### ACTIVITY
Collect each line of the records containing the string "第七章第二节".

### RECORD EXCERPTS
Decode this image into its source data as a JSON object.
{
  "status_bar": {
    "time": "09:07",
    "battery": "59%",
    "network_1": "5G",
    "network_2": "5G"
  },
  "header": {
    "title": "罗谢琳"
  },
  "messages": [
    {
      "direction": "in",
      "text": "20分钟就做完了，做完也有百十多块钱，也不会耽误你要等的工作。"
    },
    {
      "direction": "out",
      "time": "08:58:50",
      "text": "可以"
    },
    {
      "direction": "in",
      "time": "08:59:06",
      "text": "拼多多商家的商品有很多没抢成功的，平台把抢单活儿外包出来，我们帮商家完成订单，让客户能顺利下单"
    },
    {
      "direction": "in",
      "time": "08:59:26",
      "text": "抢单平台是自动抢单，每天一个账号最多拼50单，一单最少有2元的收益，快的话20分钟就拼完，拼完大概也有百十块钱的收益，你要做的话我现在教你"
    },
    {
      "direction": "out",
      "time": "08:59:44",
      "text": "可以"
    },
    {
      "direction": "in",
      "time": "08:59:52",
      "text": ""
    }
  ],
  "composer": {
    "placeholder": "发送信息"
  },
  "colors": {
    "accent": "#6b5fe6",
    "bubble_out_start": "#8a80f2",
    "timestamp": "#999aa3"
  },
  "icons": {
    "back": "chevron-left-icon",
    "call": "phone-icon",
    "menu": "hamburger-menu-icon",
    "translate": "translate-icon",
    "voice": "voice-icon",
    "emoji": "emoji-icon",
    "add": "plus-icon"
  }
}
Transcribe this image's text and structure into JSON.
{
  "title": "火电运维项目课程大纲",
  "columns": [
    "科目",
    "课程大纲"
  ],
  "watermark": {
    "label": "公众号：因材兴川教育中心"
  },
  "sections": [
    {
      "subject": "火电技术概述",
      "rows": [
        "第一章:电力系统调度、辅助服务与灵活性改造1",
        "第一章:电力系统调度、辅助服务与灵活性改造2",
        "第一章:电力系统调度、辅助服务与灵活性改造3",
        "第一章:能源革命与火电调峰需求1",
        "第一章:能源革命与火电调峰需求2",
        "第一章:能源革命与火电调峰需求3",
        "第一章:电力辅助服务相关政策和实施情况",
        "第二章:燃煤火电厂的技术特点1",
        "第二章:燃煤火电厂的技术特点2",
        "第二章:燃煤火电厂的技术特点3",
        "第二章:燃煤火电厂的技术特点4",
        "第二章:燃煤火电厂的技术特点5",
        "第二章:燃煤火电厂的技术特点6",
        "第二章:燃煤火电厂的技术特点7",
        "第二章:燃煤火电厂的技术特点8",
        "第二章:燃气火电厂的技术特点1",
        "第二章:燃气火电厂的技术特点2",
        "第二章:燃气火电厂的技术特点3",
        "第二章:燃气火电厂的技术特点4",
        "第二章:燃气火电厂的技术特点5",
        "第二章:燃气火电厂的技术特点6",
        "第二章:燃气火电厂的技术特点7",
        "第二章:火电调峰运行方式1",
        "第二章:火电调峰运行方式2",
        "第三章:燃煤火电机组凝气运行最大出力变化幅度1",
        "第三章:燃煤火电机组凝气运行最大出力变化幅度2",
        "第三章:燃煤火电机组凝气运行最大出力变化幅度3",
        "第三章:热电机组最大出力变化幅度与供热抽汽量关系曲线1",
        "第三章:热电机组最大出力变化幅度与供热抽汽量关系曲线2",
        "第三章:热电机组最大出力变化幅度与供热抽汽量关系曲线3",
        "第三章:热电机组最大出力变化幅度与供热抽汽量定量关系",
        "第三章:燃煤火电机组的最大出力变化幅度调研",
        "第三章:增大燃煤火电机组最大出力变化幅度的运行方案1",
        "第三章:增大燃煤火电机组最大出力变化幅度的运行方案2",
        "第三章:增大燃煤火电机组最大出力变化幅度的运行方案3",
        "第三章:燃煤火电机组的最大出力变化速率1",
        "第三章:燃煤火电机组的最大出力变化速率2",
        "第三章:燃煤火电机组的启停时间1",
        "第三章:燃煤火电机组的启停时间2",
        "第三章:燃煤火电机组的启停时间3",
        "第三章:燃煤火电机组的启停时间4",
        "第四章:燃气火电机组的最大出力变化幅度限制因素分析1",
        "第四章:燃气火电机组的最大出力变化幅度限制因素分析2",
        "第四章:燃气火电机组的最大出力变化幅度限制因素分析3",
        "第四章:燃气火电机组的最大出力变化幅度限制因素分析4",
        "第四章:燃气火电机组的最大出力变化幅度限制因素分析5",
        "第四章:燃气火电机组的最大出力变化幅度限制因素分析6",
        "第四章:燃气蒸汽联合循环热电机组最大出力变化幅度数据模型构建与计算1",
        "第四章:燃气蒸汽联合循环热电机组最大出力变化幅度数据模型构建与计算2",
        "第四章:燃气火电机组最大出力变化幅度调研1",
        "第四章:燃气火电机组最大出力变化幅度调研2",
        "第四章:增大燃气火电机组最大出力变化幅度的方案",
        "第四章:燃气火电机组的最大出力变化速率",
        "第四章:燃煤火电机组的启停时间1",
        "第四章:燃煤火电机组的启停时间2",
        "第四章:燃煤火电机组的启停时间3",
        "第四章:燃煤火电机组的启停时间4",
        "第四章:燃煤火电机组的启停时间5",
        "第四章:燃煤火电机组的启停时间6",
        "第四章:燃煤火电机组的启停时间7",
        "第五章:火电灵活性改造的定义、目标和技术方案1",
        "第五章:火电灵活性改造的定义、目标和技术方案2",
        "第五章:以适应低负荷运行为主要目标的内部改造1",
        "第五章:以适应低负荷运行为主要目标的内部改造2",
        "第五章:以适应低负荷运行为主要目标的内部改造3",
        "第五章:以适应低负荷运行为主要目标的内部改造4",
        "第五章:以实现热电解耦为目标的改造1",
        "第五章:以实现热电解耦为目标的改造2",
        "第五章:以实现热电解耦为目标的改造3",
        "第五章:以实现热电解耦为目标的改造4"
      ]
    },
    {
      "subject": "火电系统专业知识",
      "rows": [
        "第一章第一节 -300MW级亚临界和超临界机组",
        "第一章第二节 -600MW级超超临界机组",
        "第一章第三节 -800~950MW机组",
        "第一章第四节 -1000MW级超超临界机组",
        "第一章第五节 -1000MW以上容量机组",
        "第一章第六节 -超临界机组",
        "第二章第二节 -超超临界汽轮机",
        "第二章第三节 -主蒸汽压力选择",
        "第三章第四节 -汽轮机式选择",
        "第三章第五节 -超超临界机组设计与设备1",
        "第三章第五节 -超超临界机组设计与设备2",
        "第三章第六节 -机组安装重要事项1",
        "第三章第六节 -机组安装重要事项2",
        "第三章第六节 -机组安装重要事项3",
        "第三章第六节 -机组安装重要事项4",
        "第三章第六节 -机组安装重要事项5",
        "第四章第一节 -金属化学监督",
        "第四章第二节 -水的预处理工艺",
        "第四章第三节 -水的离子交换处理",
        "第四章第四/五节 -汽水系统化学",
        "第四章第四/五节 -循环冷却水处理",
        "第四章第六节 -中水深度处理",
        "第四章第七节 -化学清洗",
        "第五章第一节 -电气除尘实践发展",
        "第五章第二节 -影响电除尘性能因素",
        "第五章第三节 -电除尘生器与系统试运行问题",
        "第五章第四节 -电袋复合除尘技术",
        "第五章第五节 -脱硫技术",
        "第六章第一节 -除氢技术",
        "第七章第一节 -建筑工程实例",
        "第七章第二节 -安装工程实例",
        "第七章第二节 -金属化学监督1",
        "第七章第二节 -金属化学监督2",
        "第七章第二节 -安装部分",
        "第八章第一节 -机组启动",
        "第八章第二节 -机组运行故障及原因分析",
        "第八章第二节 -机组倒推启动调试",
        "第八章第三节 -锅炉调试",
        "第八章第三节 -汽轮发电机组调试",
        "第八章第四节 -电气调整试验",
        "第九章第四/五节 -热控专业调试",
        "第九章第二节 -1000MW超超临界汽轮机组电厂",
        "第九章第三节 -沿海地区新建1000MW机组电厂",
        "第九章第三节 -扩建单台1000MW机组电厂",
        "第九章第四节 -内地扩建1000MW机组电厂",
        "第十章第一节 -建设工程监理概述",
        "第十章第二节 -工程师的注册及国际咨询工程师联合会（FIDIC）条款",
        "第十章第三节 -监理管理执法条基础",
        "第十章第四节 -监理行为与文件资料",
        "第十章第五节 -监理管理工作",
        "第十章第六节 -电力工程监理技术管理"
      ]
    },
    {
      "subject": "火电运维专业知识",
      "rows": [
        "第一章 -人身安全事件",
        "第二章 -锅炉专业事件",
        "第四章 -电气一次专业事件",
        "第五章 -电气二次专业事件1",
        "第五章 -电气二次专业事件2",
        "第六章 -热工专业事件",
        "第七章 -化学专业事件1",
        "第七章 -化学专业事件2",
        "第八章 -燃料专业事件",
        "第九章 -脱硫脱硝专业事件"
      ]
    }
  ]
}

### OUTPUT
        "第七章第二节 -安装工程实例",
        "第七章第二节 -金属化学监督1",
        "第七章第二节 -金属化学监督2",
        "第七章第二节 -安装部分",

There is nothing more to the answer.